** The data follows **

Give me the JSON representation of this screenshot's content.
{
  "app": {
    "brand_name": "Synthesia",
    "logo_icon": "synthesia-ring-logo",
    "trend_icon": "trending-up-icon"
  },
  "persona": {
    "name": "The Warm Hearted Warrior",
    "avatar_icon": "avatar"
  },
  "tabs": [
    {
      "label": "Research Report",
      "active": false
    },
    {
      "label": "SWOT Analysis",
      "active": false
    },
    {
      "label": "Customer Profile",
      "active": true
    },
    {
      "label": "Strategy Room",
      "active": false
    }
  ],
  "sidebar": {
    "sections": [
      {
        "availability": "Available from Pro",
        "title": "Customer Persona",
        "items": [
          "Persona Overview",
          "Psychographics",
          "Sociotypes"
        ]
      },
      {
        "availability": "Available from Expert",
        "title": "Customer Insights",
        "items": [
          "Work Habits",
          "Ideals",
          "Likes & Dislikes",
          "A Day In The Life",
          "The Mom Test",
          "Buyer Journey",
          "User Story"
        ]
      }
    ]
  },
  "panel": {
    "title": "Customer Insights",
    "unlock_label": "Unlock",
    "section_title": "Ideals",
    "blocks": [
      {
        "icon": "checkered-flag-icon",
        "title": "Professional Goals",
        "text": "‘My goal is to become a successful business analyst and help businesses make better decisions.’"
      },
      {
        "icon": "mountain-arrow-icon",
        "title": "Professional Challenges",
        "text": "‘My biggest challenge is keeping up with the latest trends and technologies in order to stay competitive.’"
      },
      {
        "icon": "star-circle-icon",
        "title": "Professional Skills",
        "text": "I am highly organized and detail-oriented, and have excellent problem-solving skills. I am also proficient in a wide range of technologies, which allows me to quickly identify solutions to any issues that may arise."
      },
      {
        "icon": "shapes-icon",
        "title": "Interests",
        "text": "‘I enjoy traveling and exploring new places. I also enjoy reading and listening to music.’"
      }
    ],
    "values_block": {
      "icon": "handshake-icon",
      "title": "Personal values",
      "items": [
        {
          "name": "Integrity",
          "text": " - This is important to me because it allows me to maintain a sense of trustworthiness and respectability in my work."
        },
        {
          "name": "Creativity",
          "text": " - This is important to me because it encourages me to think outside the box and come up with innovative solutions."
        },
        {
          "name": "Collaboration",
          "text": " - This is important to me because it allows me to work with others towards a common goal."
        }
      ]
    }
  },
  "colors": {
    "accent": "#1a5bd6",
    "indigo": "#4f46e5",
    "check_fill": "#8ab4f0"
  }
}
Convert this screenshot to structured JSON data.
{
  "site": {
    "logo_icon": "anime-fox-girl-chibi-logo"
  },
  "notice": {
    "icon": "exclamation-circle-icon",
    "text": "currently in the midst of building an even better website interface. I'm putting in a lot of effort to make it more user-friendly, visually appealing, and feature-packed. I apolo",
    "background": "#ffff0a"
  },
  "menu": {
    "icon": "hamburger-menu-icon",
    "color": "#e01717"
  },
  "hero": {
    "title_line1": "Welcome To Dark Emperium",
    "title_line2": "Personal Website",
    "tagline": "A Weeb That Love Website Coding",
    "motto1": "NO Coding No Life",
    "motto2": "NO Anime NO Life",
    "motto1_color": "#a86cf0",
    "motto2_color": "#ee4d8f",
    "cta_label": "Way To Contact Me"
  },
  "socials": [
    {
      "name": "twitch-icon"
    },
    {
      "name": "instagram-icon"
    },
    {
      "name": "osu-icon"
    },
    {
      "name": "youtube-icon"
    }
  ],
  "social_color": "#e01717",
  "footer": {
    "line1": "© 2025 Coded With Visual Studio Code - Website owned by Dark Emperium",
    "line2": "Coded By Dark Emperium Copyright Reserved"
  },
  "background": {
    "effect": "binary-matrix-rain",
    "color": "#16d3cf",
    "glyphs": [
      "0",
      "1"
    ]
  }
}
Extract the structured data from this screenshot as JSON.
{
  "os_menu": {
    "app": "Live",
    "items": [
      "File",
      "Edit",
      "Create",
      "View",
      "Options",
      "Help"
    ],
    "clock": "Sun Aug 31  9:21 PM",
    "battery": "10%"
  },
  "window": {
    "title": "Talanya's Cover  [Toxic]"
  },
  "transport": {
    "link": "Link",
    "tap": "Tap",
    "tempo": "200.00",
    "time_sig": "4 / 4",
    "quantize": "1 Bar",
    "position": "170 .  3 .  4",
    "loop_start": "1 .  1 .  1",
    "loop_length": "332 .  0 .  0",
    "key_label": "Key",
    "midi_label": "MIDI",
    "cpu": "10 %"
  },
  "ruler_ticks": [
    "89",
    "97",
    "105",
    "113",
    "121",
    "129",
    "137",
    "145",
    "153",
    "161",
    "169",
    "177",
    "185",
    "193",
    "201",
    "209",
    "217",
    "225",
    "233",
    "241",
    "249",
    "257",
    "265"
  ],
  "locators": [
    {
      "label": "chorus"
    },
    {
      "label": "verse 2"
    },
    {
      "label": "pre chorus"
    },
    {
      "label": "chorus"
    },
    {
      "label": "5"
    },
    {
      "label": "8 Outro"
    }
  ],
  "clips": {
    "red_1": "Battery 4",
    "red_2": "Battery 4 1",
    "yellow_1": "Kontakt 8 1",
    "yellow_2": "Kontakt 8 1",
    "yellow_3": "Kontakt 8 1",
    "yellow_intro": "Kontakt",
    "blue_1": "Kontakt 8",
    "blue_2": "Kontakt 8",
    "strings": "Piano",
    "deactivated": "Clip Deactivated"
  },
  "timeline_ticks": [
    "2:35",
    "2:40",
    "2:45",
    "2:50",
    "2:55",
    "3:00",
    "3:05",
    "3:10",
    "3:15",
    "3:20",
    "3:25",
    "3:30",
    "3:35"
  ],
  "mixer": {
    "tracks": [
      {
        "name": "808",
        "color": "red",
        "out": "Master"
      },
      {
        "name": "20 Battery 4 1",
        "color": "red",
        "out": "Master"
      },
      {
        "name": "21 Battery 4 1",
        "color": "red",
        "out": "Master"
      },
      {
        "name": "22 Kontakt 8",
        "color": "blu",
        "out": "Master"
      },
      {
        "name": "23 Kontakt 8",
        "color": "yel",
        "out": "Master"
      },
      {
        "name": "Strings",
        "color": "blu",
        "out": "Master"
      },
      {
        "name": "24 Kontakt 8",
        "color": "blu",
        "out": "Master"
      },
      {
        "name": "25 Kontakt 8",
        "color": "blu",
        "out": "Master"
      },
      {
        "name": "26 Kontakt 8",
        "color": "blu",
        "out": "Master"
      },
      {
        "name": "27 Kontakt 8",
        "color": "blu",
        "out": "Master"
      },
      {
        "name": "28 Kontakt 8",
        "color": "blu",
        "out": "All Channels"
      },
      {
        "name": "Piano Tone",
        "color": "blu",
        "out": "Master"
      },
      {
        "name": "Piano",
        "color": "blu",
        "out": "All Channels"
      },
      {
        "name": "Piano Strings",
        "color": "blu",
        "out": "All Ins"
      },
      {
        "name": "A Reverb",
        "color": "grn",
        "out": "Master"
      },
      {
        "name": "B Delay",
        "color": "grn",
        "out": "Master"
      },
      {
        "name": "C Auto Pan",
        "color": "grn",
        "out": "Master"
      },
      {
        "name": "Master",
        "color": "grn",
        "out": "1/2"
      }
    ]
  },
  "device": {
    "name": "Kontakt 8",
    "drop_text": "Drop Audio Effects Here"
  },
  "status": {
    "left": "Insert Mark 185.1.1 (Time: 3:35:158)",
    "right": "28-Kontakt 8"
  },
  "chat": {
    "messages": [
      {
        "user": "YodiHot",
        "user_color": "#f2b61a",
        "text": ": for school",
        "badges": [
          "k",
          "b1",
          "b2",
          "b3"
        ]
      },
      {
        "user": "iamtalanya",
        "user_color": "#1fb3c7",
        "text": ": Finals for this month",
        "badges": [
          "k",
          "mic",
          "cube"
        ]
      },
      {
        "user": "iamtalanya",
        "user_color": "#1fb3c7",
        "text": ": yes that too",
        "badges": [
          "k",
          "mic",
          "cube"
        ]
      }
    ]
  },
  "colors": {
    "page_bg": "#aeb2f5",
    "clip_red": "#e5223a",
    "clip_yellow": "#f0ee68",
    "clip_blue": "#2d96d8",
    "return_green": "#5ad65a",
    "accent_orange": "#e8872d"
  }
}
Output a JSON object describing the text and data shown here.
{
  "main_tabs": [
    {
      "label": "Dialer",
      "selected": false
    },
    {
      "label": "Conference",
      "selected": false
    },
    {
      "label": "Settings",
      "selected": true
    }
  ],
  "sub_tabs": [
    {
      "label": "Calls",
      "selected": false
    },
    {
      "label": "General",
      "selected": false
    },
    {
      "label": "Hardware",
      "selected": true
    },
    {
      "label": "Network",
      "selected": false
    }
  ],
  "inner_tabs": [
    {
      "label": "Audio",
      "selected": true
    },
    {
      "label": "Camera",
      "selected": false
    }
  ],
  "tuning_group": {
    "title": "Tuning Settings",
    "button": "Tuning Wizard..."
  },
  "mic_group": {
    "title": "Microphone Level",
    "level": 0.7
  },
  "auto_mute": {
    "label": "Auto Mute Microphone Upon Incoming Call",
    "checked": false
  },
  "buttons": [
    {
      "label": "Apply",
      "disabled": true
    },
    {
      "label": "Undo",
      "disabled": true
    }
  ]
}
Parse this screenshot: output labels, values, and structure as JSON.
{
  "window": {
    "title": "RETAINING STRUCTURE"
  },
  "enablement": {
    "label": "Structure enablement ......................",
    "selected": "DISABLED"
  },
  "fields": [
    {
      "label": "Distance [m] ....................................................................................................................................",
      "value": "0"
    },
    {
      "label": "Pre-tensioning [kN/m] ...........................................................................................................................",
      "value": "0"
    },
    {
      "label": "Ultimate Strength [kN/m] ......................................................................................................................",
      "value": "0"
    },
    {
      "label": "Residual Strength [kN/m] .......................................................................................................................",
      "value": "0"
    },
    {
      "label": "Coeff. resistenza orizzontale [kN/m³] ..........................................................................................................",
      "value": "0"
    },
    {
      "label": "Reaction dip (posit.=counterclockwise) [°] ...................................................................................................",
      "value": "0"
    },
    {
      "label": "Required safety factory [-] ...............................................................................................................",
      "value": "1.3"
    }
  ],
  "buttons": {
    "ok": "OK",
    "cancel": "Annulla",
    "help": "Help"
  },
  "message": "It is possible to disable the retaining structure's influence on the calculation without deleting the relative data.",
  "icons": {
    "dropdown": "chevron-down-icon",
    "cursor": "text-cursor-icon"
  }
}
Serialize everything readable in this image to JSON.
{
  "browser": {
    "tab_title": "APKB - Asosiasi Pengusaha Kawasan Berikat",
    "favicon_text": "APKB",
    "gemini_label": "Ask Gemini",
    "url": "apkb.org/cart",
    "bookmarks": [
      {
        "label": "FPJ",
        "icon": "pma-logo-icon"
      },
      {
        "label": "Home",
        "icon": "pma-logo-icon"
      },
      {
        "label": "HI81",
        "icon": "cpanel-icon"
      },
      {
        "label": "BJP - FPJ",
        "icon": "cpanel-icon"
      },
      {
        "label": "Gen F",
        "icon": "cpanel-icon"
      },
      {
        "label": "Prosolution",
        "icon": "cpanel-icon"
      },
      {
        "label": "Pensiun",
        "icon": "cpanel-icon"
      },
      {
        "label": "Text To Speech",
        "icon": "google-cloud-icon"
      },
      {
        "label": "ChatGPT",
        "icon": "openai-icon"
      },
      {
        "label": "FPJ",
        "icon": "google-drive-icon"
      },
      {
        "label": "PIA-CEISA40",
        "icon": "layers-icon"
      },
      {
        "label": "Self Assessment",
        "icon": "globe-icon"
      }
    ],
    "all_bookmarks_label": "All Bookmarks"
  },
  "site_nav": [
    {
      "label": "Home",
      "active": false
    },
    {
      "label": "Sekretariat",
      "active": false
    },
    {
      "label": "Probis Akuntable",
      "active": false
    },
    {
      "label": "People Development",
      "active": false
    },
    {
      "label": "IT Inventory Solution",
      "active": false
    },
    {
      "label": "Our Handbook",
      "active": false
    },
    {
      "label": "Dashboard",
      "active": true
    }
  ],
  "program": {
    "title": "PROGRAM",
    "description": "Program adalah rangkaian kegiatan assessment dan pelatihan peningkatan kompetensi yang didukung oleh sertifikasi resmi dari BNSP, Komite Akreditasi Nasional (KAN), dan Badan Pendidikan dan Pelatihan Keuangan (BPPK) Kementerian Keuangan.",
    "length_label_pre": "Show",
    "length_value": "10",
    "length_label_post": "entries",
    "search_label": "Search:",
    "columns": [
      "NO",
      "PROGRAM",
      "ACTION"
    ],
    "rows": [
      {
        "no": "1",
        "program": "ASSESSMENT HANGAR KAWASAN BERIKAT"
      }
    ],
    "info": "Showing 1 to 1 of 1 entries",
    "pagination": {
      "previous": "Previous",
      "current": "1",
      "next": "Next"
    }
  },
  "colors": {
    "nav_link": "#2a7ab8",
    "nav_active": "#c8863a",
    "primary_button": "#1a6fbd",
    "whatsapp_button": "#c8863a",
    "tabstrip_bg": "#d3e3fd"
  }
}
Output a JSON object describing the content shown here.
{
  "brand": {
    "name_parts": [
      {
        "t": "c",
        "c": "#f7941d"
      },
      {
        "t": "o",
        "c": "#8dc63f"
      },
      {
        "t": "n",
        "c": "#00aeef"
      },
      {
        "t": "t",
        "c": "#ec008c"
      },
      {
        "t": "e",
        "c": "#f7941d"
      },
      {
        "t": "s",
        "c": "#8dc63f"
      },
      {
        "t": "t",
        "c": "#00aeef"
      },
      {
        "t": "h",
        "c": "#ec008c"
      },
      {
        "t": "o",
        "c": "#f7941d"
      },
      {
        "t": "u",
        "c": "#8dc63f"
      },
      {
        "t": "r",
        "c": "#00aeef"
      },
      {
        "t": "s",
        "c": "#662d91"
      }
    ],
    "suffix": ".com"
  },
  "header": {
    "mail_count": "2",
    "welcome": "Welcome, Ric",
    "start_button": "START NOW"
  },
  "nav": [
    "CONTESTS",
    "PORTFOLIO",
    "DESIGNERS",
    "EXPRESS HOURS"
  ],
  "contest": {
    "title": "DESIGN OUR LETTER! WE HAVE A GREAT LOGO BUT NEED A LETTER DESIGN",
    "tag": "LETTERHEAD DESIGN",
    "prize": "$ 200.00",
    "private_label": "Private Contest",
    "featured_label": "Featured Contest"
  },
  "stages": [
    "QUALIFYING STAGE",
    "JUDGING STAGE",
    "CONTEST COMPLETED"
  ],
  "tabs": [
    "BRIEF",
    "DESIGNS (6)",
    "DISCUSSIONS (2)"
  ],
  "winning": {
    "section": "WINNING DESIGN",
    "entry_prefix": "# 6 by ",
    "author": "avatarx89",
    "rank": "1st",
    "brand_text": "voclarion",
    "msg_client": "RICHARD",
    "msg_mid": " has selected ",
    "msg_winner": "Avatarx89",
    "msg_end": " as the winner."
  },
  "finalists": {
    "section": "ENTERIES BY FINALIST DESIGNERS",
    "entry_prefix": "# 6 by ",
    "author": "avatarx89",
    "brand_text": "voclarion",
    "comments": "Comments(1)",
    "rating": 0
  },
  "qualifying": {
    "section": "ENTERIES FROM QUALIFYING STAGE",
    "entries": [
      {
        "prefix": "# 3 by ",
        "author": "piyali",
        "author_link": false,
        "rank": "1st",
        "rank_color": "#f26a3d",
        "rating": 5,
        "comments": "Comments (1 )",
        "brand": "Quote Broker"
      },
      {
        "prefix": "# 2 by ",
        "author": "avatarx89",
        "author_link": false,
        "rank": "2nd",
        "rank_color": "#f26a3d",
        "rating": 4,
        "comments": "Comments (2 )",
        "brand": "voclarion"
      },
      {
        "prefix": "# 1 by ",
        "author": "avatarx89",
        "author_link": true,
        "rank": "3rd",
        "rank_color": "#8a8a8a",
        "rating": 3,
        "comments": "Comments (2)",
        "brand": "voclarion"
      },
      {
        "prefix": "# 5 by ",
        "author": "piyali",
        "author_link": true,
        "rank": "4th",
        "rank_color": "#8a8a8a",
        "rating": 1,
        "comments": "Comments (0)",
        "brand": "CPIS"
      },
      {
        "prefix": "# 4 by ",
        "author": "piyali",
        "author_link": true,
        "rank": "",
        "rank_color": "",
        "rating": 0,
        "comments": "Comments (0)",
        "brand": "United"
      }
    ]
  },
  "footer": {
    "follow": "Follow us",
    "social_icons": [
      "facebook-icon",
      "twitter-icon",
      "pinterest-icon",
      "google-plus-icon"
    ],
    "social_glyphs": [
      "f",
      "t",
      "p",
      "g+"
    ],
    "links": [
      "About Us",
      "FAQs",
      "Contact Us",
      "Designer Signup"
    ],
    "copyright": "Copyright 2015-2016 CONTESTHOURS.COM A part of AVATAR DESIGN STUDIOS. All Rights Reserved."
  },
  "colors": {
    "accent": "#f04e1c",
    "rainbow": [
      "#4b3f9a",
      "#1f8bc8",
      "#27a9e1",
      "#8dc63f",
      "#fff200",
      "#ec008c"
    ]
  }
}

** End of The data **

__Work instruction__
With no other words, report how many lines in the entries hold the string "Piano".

__Exercise answer__
4